Print ISSN: 1683-3589

Online ISSN: 2409-501X

Keywords : Anesthesia


MANAGEMENT OF CRISES DURING ANESTHESIA AND SURGERY. PART XI: PULMONARY EDEMA & WATER INTOXICATION

Salam N Asfar; Jasim M Salman

Basrah Journal of Surgery, 2016, Volume 22, Issue 2, Pages 105-108
DOI: 10.33762/bsurg.2016.116623

PULMONARY OEDEMA/ARDS ulmonary edema is a potential cause of hypoxia in the perioperative patient. The accumulation of excessive alveolar fluid results in hypoxia due to interference with diffusion across the alveolar capillary membrane. Frothy (sometimes blood-stained) sputum may be expectorated or observed in the endotracheal tube. the abnormal accumulation of fluid in the interstitial or alveolar spaces of the lung can be explained on the basis of a disturbance in the normal Starling equation1. It involves changes in hydrostatic or oncotic pressure across the alveolar membrane or in the permeability of the alveolar membrane such that fluid moves across from the capillaries into the alveolar space. P

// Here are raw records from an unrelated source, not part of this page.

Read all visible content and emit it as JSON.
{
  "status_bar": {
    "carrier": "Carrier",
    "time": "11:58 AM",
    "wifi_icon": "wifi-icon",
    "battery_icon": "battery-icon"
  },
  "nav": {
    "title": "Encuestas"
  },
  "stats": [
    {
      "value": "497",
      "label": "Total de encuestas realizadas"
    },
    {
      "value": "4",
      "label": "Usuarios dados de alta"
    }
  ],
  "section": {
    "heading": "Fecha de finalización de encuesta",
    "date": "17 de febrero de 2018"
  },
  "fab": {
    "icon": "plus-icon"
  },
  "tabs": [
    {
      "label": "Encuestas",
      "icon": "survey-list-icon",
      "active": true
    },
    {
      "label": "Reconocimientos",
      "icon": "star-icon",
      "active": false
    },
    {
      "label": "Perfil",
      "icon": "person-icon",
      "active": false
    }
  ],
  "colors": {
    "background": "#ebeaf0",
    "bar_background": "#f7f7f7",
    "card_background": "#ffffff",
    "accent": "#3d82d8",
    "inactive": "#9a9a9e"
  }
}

ANESTHESIA USING LARYNGEAL MASK AIRWAY FOR INTRA-NASAL SURGERY; A COMPARATIVE STUDY

Basrah Journal of Surgery, 2005, Volume 11, Issue 1, Pages 43-49
DOI: 10.33762/bsurg.2005.55413

The purpose of the study was to compare the suitability and safety of the laryngeal mask airway (LMA), for intranasal surgery (INS) anesthesia, with endotracheal tube (ET) anesthesia.
we studied 65 patients (ASA grade I and II, according to American Society of Anesthesia classification), aged (18-39) years. The study population was scheduled for elective intranasal surgery. The patients were randomly assigned into two groups: the first group (33 patients), a laryngeal mask airway (LMA Group) was inserted under propofol , fentanyl and muscle relaxant (atracrium), anesthesia was maintained by using a mixture of halothane in N2O/O2. The second Group (32 patients), an endotracheal tube (ET Group) was inserted under propofol, fentanyl and muscle relaxant (atracrium), anesthesia was maintained with a mixture of halothane in N2O/O2.
All complications concerning airway insertion, removal or interruption of surgery for compromised airway and ventilation were recorded. Mean blood pressure, heart rate and pulse oxymetry, were continuously monitored and recorded before and after induction and airway device insertion, followed by 10 minutes intervals. Data were analyzed using chi square statistical test; Null hypothesis was rejected at P> 0.05.
In LMA Group, there were no episodes of post removal laryngospasm. The incidence of oxyhemoglobine desaturation at removal was significantly reduced compared with that in ET Group (P< O.O2). The number of patients with oxyhemoglobine desaturation less than 92% on airway device removal was 0% in LMA Group, 3 patients (9.375%) in ET Group.
In ET Group, the mean blood pressure and heart rate showed significant variation between the different time measurements (P> 0.005). Intubation and extubation resulted in significant transient increase in mean blood pressure and heart rate. In LMA Group, the mean blood pressure was less than baseline value from 1 minute after induction onwards (P< 0.005) and did not show any significant changes during the different time points measurements. LMA application or removal did not cause any significant increase in mean blood pressure or heart rate (P< 0.001).
We conclude that using LMA is suitable method for intranasal surgery. It provides a safe, protected airway with a smoother emergence from anesthesia than tracheal intubations. Anesthesia using LMA for intranasal surgery provides a stable circulation.